LZ: In the process of researching the book, I stumbled across this Wall Street Journal column called “Answers to Inquirers,” which had started out a decade before the enactment of the income tax as a column for asking questions about investment strategies. But when the income tax was enacted, this column started getting a lot of questions from ordinary taxpayers. Of course, to be subject to the tax at all, you had to be, certainly, within the top 5 percent of the income distribution, so let’s put it this way: they were ordinary readers of the Wall Street Journal.
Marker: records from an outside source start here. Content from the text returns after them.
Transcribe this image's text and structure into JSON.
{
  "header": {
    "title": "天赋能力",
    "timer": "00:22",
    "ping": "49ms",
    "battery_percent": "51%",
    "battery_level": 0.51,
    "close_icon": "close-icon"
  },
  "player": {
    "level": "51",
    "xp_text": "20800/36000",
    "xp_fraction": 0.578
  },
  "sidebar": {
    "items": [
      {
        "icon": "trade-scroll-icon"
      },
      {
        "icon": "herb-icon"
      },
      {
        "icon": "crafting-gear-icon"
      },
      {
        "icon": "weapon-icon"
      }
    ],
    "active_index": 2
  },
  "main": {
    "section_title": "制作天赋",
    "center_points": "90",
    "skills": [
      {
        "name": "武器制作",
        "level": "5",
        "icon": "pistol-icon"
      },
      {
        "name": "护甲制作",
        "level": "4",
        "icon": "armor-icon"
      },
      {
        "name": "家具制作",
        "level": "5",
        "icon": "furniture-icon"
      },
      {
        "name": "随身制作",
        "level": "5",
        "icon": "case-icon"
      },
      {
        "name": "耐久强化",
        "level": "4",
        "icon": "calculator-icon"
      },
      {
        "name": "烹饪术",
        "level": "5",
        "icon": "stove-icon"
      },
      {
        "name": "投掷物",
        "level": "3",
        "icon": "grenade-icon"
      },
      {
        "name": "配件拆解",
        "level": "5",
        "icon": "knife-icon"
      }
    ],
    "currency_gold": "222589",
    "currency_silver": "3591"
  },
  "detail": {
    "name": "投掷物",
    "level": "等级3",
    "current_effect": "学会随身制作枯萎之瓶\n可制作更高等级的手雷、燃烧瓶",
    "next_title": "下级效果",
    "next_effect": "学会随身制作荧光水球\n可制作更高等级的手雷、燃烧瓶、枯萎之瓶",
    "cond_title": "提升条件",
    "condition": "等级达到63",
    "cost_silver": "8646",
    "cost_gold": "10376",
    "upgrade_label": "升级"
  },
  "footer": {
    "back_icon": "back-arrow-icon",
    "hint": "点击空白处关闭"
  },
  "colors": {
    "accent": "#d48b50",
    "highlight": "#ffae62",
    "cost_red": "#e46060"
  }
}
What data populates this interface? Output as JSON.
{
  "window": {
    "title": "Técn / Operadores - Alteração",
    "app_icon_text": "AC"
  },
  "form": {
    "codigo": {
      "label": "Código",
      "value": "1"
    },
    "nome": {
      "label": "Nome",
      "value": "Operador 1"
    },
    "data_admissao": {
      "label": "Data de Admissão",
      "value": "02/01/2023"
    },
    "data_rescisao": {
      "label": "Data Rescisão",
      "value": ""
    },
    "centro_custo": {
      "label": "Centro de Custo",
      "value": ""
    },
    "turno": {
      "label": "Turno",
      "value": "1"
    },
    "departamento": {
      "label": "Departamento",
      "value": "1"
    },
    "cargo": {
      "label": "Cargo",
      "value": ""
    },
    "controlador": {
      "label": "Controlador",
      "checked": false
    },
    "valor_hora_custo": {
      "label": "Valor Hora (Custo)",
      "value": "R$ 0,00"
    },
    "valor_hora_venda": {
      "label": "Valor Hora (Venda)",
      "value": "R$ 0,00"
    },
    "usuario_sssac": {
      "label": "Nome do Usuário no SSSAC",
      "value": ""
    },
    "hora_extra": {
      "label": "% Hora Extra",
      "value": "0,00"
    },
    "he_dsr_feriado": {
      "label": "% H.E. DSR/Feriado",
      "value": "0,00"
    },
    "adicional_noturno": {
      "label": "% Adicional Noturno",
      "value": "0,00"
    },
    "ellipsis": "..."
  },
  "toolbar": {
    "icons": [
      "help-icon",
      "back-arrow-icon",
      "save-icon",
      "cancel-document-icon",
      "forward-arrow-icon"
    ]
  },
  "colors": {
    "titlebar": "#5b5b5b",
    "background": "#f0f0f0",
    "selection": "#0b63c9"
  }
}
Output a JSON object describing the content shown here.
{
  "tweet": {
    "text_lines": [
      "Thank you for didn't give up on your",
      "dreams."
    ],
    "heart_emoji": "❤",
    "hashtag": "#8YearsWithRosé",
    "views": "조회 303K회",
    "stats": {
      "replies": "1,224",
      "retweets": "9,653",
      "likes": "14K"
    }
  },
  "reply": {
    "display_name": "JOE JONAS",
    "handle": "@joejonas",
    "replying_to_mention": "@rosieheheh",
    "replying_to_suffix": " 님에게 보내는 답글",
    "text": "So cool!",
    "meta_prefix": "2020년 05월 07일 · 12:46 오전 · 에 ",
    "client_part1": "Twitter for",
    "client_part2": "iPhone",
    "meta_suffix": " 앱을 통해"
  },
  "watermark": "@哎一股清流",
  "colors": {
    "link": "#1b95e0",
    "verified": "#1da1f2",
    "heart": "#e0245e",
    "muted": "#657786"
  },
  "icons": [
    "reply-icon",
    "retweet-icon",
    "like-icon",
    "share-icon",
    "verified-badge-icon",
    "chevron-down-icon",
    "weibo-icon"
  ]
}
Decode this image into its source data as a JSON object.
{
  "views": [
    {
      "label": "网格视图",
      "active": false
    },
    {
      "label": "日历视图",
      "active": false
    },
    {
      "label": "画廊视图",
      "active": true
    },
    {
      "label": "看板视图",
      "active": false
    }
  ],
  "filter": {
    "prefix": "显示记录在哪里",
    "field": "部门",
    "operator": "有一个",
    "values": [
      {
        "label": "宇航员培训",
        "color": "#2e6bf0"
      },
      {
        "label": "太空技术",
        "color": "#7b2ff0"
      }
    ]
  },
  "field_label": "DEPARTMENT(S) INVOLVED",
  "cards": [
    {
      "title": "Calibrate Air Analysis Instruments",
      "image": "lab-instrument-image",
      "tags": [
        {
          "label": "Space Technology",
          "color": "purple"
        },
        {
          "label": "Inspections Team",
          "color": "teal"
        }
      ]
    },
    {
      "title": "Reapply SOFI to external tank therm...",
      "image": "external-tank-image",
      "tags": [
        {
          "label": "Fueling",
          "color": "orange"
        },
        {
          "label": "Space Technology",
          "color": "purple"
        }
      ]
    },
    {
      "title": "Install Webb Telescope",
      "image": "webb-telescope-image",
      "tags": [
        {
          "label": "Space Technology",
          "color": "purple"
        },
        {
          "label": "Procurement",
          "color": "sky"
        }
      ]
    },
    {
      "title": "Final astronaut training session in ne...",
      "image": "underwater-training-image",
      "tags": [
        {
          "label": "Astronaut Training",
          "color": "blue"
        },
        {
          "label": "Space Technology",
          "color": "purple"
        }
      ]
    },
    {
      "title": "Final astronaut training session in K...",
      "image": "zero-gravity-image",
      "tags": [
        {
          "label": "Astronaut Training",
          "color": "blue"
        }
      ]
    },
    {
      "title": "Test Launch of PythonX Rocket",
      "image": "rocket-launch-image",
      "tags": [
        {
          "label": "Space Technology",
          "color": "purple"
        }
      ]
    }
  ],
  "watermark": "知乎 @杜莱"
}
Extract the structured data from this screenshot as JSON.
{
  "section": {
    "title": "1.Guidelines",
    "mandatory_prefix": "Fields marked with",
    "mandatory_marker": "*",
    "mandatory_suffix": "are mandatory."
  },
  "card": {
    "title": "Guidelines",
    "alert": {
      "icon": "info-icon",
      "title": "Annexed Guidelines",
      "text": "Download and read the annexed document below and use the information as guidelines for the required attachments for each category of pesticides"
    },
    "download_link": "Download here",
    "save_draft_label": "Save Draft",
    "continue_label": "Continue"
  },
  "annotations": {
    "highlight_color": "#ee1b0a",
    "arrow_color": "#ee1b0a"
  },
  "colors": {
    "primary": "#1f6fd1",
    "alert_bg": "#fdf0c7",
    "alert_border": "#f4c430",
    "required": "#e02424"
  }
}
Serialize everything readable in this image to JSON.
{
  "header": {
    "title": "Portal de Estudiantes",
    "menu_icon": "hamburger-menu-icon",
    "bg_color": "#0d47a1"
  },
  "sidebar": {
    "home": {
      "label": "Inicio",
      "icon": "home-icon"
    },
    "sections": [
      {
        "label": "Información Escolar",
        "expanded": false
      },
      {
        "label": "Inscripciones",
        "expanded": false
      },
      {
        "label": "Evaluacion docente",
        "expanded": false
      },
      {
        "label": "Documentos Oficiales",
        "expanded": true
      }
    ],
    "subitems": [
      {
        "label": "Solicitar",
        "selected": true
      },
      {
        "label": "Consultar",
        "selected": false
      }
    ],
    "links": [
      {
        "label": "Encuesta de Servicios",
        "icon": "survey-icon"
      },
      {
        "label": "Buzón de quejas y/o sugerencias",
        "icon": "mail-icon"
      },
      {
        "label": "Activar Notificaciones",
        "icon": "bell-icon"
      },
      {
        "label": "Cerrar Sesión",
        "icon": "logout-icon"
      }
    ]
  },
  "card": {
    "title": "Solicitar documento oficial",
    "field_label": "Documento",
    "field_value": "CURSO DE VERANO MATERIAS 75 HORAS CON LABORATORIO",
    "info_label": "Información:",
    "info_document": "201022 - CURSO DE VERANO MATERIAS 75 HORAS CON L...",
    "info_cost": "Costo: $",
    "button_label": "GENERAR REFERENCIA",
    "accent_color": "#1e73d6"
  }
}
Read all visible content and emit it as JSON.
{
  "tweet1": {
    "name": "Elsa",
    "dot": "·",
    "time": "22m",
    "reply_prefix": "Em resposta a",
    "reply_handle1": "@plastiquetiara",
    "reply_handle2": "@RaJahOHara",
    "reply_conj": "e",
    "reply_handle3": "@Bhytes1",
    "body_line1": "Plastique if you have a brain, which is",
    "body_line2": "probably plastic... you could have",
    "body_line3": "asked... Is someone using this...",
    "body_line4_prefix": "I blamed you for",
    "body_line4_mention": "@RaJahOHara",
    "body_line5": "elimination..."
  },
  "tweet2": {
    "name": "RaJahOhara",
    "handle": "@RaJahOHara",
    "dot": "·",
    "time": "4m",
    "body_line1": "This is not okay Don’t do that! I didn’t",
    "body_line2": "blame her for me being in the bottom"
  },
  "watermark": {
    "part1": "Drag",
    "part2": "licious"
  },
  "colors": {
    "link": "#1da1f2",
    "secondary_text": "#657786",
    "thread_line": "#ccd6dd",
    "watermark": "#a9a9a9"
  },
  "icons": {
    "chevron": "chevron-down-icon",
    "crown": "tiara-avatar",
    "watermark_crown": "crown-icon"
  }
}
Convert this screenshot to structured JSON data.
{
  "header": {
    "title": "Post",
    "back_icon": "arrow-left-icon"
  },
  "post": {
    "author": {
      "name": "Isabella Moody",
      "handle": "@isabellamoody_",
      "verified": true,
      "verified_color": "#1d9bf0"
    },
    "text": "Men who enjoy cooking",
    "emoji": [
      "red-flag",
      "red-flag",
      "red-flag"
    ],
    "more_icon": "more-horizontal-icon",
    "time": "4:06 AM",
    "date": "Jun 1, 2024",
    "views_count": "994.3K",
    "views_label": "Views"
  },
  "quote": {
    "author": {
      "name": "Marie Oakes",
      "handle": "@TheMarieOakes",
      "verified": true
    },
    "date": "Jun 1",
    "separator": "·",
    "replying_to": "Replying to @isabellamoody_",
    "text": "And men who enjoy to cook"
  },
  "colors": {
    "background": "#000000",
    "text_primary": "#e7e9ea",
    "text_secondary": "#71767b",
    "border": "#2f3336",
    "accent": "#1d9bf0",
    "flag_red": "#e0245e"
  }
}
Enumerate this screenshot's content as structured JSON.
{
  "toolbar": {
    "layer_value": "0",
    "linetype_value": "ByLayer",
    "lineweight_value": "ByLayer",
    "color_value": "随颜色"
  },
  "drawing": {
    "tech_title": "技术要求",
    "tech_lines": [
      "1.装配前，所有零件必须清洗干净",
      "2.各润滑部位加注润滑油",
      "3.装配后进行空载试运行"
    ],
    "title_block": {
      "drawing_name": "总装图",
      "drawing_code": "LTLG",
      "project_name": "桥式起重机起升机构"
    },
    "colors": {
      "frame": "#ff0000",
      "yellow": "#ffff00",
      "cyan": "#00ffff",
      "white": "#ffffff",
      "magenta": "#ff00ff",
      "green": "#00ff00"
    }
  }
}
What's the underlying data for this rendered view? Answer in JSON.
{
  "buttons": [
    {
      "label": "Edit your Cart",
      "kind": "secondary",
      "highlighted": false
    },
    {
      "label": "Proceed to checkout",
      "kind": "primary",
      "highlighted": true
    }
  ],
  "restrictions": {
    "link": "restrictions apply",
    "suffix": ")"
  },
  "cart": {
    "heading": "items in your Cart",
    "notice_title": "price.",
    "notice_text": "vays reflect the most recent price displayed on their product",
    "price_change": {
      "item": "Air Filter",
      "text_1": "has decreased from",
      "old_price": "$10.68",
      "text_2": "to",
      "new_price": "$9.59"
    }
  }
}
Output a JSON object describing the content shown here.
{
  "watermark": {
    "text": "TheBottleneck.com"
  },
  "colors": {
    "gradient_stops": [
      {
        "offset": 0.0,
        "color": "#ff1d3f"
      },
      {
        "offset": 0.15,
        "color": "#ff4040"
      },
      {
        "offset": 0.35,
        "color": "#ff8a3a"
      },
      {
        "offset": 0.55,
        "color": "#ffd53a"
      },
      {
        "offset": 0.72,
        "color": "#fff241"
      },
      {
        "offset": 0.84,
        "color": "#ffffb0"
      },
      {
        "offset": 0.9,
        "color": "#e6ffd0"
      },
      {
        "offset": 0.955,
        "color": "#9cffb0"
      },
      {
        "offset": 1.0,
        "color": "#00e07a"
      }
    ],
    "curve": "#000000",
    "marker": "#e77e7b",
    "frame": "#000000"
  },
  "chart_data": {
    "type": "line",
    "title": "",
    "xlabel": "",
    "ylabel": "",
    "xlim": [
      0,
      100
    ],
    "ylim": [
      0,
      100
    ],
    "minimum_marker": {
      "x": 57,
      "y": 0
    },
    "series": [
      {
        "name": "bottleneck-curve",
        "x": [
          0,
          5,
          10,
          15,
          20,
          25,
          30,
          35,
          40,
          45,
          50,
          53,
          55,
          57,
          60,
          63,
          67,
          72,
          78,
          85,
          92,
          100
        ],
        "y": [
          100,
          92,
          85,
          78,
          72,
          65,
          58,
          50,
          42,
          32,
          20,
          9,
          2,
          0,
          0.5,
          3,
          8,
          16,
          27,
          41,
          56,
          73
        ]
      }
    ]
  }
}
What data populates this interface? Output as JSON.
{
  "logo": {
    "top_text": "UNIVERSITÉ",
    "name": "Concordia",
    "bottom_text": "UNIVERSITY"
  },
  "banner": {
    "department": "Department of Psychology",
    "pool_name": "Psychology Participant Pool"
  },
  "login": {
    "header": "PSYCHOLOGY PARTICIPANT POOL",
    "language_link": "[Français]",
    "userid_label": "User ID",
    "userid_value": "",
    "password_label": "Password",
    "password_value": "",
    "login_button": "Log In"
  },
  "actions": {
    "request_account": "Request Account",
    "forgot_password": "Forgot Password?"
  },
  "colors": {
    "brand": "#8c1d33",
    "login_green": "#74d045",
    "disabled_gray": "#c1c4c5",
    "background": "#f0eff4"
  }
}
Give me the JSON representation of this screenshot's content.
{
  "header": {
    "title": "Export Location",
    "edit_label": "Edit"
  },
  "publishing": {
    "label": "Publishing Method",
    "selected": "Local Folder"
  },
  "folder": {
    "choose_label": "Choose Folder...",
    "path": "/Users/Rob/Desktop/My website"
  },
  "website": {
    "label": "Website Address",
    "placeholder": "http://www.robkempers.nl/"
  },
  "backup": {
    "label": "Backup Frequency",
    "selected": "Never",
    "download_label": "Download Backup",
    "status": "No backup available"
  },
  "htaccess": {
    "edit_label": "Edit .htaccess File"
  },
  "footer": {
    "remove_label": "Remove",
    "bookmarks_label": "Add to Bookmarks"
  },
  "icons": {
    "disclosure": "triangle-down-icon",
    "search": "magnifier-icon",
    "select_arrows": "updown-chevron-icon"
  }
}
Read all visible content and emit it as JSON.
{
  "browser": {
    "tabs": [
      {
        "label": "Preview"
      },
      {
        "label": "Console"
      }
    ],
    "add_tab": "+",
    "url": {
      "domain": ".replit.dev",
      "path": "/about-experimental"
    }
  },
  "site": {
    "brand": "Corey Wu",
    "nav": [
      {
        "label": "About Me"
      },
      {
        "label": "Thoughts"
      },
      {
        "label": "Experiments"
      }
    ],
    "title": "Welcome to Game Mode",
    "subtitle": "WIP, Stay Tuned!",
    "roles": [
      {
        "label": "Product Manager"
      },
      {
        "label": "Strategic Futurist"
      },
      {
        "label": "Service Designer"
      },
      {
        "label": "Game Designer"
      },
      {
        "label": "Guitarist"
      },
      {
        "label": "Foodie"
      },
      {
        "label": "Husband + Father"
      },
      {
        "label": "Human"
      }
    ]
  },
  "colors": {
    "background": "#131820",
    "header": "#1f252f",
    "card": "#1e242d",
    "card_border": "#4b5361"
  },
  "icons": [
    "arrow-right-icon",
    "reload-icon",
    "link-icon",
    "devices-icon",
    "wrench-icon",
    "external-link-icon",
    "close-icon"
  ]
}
Every way that the tax impacted ordinary affluent individuals is reflected in that column over about a decade. One thing I found especially intriguing was that there were a number of instances in which Congress or Treasury came up with rules that didn’t make good sense, and these ordinary taxpayers write to the Wall Street Journal saying, “I don’t understand this rule, it’s crazy,” and they are absolutely right yet Congress and Treasury don’t get that it’s crazy. There were a lot of instances of that.
Probably the best instance where people were writing into the Journal saying, ‘this is crazy’ where Congress in fact finally realized it was and fixed it, was the rule that was in effect from 1913 to 1921 that if you owned, say, appreciated stock, and gave it to a relative, including a spouse, and had the relative sell the property, neither you nor the relative would be taxed on the gain. So all you had to do to avoid tax on the sale of stock or real estate was to make a gift of it to a relative and have the relative sell it. That’s obviously a very pro taxpayer rule. Nonetheless, a lot of people wrote into the Journal, saying, “Is this really the rule? It makes no sense.” And in 1921, Congress fixed it.
DLM: Why did some early errors get corrected while others remained?
LZ: The short version is pretty simple: Errors tended not to be corrected if two things were true. One: if they were taxpayer-favorable errors that developed constituencies. A classic example of that is the charitable deduction for unrealized appreciation of art and stock. The big constituencies are art museums and universities and their wealthy donors. But that’s only one part of the two-part requirement for the error to persist. The second is that, in revenue terms, the error is small enough that the federal government can afford to live with it.
I’ll give you two errors that were so expensive that they had to be corrected. One was the tax-exclusive income tax — allowing the tax to be deductible against itself. It had to be corrected because you couldn’t raise the amount of revenue that you needed to raise to carry on World War I without fixing that. The other, and maybe even better example, is the contrast between the two tax-free step-up in basis rules. To have continued to allow the tax-free step-up in basis for inter vivos gifts would have been the functional equivalent of repealing the capital gains tax, and Congress decided it couldn’t afford that. But the revenue impact of the tax-free step-up in basis at death, although very significant, wasn’t of the same magnitude, because you could take advantage of it only once, when you died. And so Congress could afford to continue that, and sure enough, it did.
DLM: What lasting lesson can be drawn from the collection of errors and dubious choices you found in the early history of the federal income tax?
LZ: Going forward, the most obvious lesson probably has more application to other areas of the law than to the income tax itself. That is: When you are developing a big, important, new law from scratch — and the moral is easier to state than to follow in practice — you cannot be too careful to get it right the first time, because mistakes may develop constituencies and may become hard to fix for that reason. If you don’t get it right the first time, you may never be able to fix it, or it may even result in torpedoing the whole law. I think we’ve seen some illustrations of that lesson in the history of Obamacare.